::: Records for the exercise :::

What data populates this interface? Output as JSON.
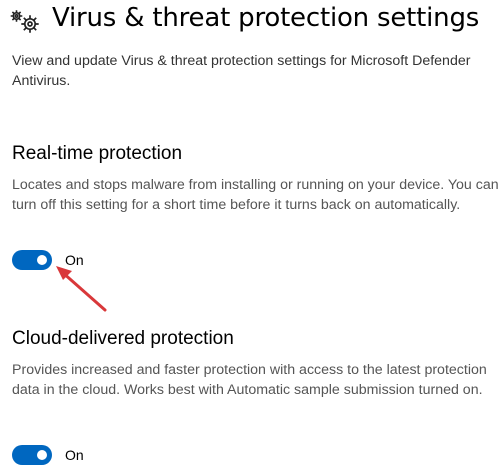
{
  "header": {
    "icon": "gear-pair-icon",
    "title": "Virus & threat protection settings",
    "description": "View and update Virus & threat protection settings for Microsoft Defender Antivirus."
  },
  "sections": [
    {
      "title": "Real-time protection",
      "description": "Locates and stops malware from installing or running on your device. You can turn off this setting for a short time before it turns back on automatically.",
      "toggle_on": true,
      "toggle_label": "On"
    },
    {
      "title": "Cloud-delivered protection",
      "description": "Provides increased and faster protection with access to the latest protection data in the cloud. Works best with Automatic sample submission turned on.",
      "toggle_on": true,
      "toggle_label": "On"
    }
  ],
  "colors": {
    "toggle_accent": "#0067c0",
    "annotation_arrow": "#d9383a"
  }
}
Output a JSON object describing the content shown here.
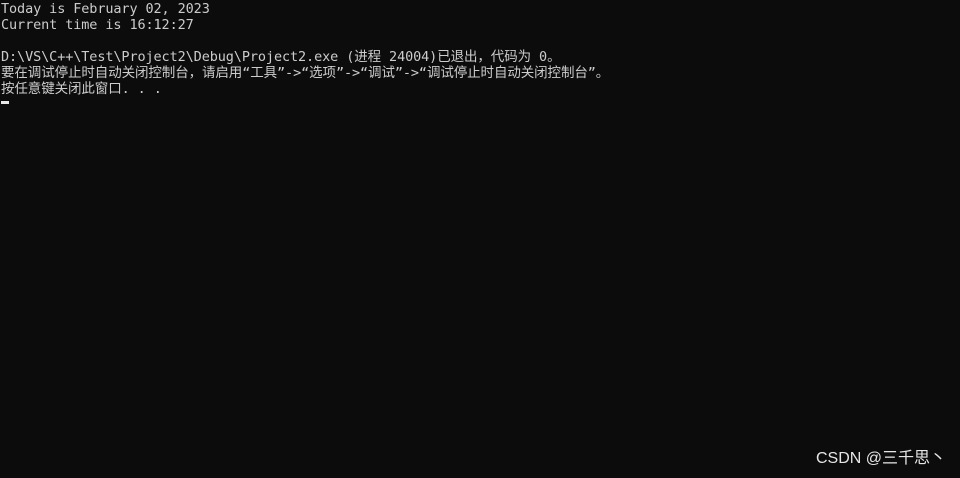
{
  "console": {
    "lines": [
      "Today is February 02, 2023",
      "Current time is 16:12:27",
      "",
      "D:\\VS\\C++\\Test\\Project2\\Debug\\Project2.exe (进程 24004)已退出，代码为 0。",
      "要在调试停止时自动关闭控制台，请启用“工具”->“选项”->“调试”->“调试停止时自动关闭控制台”。",
      "按任意键关闭此窗口. . ."
    ],
    "cursor": "_"
  },
  "watermark": {
    "text": "CSDN @三千思丶"
  },
  "colors": {
    "background": "#0c0c0c",
    "text": "#cccccc",
    "cursor": "#e8e8e8",
    "watermark": "#e6e6e6"
  }
}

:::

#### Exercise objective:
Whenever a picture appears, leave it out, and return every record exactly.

#### Response to the exercise:
What data populates this interface? Output as JSON.
{
  "header": {
    "icon": "gear-pair-icon",
    "title": "Virus & threat protection settings",
    "description": "View and update Virus & threat protection settings for Microsoft Defender Antivirus."
  },
  "sections": [
    {
      "title": "Real-time protection",
      "description": "Locates and stops malware from installing or running on your device. You can turn off this setting for a short time before it turns back on automatically.",
      "toggle_on": true,
      "toggle_label": "On"
    },
    {
      "title": "Cloud-delivered protection",
      "description": "Provides increased and faster protection with access to the latest protection data in the cloud. Works best with Automatic sample submission turned on.",
      "toggle_on": true,
      "toggle_label": "On"
    }
  ],
  "colors": {
    "toggle_accent": "#0067c0",
    "annotation_arrow": "#d9383a"
  }
}
Output a JSON object describing the content shown here.
{
  "console": {
    "lines": [
      "Today is February 02, 2023",
      "Current time is 16:12:27",
      "",
      "D:\\VS\\C++\\Test\\Project2\\Debug\\Project2.exe (进程 24004)已退出，代码为 0。",
      "要在调试停止时自动关闭控制台，请启用“工具”->“选项”->“调试”->“调试停止时自动关闭控制台”。",
      "按任意键关闭此窗口. . ."
    ],
    "cursor": "_"
  },
  "watermark": {
    "text": "CSDN @三千思丶"
  },
  "colors": {
    "background": "#0c0c0c",
    "text": "#cccccc",
    "cursor": "#e8e8e8",
    "watermark": "#e6e6e6"
  }
}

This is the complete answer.